Passing Private Messages
Passing private, encrypted messages between a Message Queuing system and a foreign messaging system is very similar to passing private messages between Message Queuing computers. The only difference is that a symmetric key must be exposed when sending a private message.
The message properties used to send private messages include:
Contains encrypted message body.
Used to decrypt messages.
Specifies the length of the symmetric key.
Algorithm used to encrypt the message.
One of these properties must contain the public key of the destination queue (used when sending messages to a Message Queuing queue.)
For MSMQ 1.0 applications, use PROPID_QM_ENCRYPTION_PK.
For MSMQ 2.0 applications, the base and enhanced public key properties should contain the 40-bit or 128-bit encryption key respectively.
(MSMQ 2.0) Identifies the 40-bit public encryption key of the computer.
(MSMQ 2.0) Identifies the 128-bit public encryption key of the computer.
The implementation of the connector application plays a significant role when passing private messages to their destination.
Transparent connector applications pass the symmetric key, encryption algorithm, and the encrypted message body on to the queue manager of the destination queue. This is the same regardless of the direction the message is going. When using a transparent connector application, the public keys of all destination Queue Managers must be registered in the directory service.

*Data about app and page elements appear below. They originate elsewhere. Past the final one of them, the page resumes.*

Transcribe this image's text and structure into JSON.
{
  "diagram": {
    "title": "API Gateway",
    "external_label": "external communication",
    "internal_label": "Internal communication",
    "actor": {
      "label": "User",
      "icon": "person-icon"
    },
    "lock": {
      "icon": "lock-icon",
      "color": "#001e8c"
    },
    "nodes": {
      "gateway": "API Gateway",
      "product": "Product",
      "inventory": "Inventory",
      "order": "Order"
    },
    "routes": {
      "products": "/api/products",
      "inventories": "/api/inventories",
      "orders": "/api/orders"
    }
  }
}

Non-transparent connector applications decrypt the message at the server and can pass on a clear-text message body or encrypt the message again (using the receiving system's encryption operations) and pass on a newly encrypted message body. When using a non-transparent connector application, the sending application must use the public key of the connector application to encrypt the message.
In addition to the type of connector application, there are two design considerations that should be taken into account:

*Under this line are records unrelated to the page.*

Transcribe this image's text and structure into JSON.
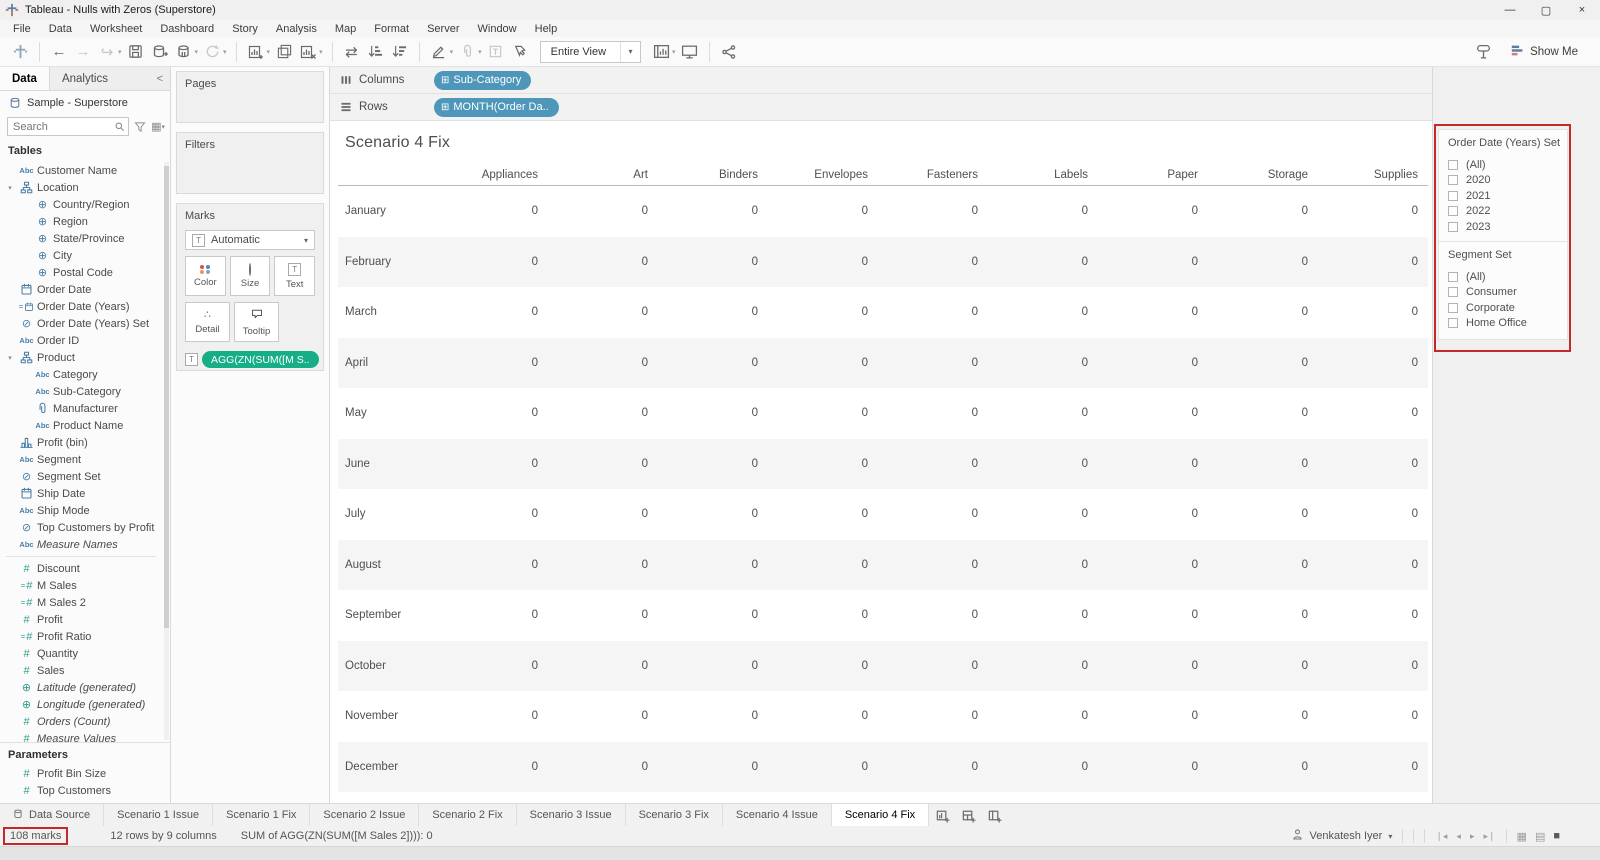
{
  "window": {
    "title": "Tableau - Nulls with Zeros (Superstore)",
    "menu": [
      "File",
      "Data",
      "Worksheet",
      "Dashboard",
      "Story",
      "Analysis",
      "Map",
      "Format",
      "Server",
      "Window",
      "Help"
    ],
    "controls": {
      "minimize": "—",
      "restore": "▢",
      "close": "×"
    }
  },
  "toolbar": {
    "view_mode": "Entire View",
    "show_me_label": "Show Me"
  },
  "sidebar": {
    "tabs": {
      "data": "Data",
      "analytics": "Analytics"
    },
    "datasource": "Sample - Superstore",
    "search_placeholder": "Search",
    "tables_label": "Tables",
    "fields": [
      {
        "icon": "abc",
        "label": "Customer Name",
        "indent": 1
      },
      {
        "icon": "hier",
        "label": "Location",
        "indent": 0,
        "caret": true
      },
      {
        "icon": "globe",
        "label": "Country/Region",
        "indent": 2
      },
      {
        "icon": "globe",
        "label": "Region",
        "indent": 2
      },
      {
        "icon": "globe",
        "label": "State/Province",
        "indent": 2
      },
      {
        "icon": "globe",
        "label": "City",
        "indent": 2
      },
      {
        "icon": "globe",
        "label": "Postal Code",
        "indent": 2
      },
      {
        "icon": "cal",
        "label": "Order Date",
        "indent": 1
      },
      {
        "icon": "cal-calc",
        "label": "Order Date (Years)",
        "indent": 1
      },
      {
        "icon": "set",
        "label": "Order Date (Years) Set",
        "indent": 1
      },
      {
        "icon": "abc",
        "label": "Order ID",
        "indent": 1
      },
      {
        "icon": "hier",
        "label": "Product",
        "indent": 0,
        "caret": true
      },
      {
        "icon": "abc",
        "label": "Category",
        "indent": 2
      },
      {
        "icon": "abc",
        "label": "Sub-Category",
        "indent": 2
      },
      {
        "icon": "clip",
        "label": "Manufacturer",
        "indent": 2
      },
      {
        "icon": "abc",
        "label": "Product Name",
        "indent": 2
      },
      {
        "icon": "bin",
        "label": "Profit (bin)",
        "indent": 1
      },
      {
        "icon": "abc",
        "label": "Segment",
        "indent": 1
      },
      {
        "icon": "set",
        "label": "Segment Set",
        "indent": 1
      },
      {
        "icon": "cal",
        "label": "Ship Date",
        "indent": 1
      },
      {
        "icon": "abc",
        "label": "Ship Mode",
        "indent": 1
      },
      {
        "icon": "set",
        "label": "Top Customers by Profit",
        "indent": 1
      },
      {
        "icon": "abc",
        "label": "Measure Names",
        "indent": 1,
        "italic": true
      },
      {
        "divider": true
      },
      {
        "icon": "hash",
        "label": "Discount",
        "indent": 1
      },
      {
        "icon": "hash-calc",
        "label": "M Sales",
        "indent": 1
      },
      {
        "icon": "hash-calc",
        "label": "M Sales 2",
        "indent": 1
      },
      {
        "icon": "hash",
        "label": "Profit",
        "indent": 1
      },
      {
        "icon": "hash-calc",
        "label": "Profit Ratio",
        "indent": 1
      },
      {
        "icon": "hash",
        "label": "Quantity",
        "indent": 1
      },
      {
        "icon": "hash",
        "label": "Sales",
        "indent": 1
      },
      {
        "icon": "globe-green",
        "label": "Latitude (generated)",
        "indent": 1,
        "italic": true
      },
      {
        "icon": "globe-green",
        "label": "Longitude (generated)",
        "indent": 1,
        "italic": true
      },
      {
        "icon": "hash",
        "label": "Orders (Count)",
        "indent": 1,
        "italic": true
      },
      {
        "icon": "hash",
        "label": "Measure Values",
        "indent": 1,
        "italic": true
      }
    ],
    "parameters_label": "Parameters",
    "parameters": [
      {
        "icon": "hash",
        "label": "Profit Bin Size"
      },
      {
        "icon": "hash",
        "label": "Top Customers"
      }
    ]
  },
  "cards": {
    "pages_label": "Pages",
    "filters_label": "Filters",
    "marks_label": "Marks",
    "marks_type": "Automatic",
    "marks_buttons": [
      "Color",
      "Size",
      "Text",
      "Detail",
      "Tooltip"
    ],
    "marks_pill": "AGG(ZN(SUM([M S.."
  },
  "shelves": {
    "columns_label": "Columns",
    "rows_label": "Rows",
    "columns_pill": "Sub-Category",
    "rows_pill": "MONTH(Order Da.."
  },
  "sheet": {
    "title": "Scenario 4 Fix",
    "columns": [
      "Appliances",
      "Art",
      "Binders",
      "Envelopes",
      "Fasteners",
      "Labels",
      "Paper",
      "Storage",
      "Supplies"
    ],
    "months": [
      "January",
      "February",
      "March",
      "April",
      "May",
      "June",
      "July",
      "August",
      "September",
      "October",
      "November",
      "December"
    ],
    "cell_value": "0"
  },
  "filter_panel": {
    "sets": [
      {
        "title": "Order Date (Years) Set",
        "options": [
          "(All)",
          "2020",
          "2021",
          "2022",
          "2023"
        ]
      },
      {
        "title": "Segment Set",
        "options": [
          "(All)",
          "Consumer",
          "Corporate",
          "Home Office"
        ]
      }
    ]
  },
  "tabs": {
    "datasource_label": "Data Source",
    "sheets": [
      "Scenario 1 Issue",
      "Scenario 1 Fix",
      "Scenario 2 Issue",
      "Scenario 2 Fix",
      "Scenario 3 Issue",
      "Scenario 3 Fix",
      "Scenario 4 Issue",
      "Scenario 4 Fix"
    ],
    "active": "Scenario 4 Fix"
  },
  "status_bar": {
    "marks": "108 marks",
    "dimensions": "12 rows by 9 columns",
    "aggregation": "SUM of AGG(ZN(SUM([M Sales 2]))): 0",
    "user": "Venkatesh Iyer"
  },
  "colors": {
    "dimension_pill": "#4e97ba",
    "measure_pill": "#16ae86",
    "dimension_icon": "#4a7da5",
    "measure_icon": "#2f9e8f",
    "annotation_red": "#c22a2a"
  }
}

When multiple Message Queuing servers are used (when two or more servers are connected to the same foreign connected network or foreign site), only transparent connector applications can be used.
When sending messages from one messaging system to another, the source application must get the public key of the destination queue before it can encrypt the message body. The source application must tell the connector application to call MQGetMachineProperties and pass back the public key found in one of the three encryption key properties mentioned above.
This means that there must be a level of trust between the connector application and the foreign queue manager. There is no way for the foreign queue manager to independently verify that the key received is the public key that it requested.
|For foreign message properties not supported by Message Queuing, use PROPID_M_EXTENSION and PROPID_M_EXTENSION_LEN.|
Caching the Symmetric Key
Non-transparent connector applications can cache the symmetric key to save time when decrypting private messages. If several messages arrive from the same source, there is no need to decrypt a symmetric key for each message.
To do this, the application must cache the identifier of the source computer and the decrypted and encrypted values of the symmetric key. The connector application can call PROPID_M_SRC_MACHINE_ID to retrieve the identifier of a Message Queuing source computer.
When the next message arrives, the connector application can first check if a message has already arrived from that source computer. If the computer identifier is not found, the connector application will add it to the cached values.
If a previous message has arrived, the application can next test to see if the new encrypted key matches the cached encrypted key. If they match, the cached decrypted value can be used immediately. If they do not match, it will decrypt the new key (storing both the encrypted and decrypted values in the cache), using the new value to decrypt the message body.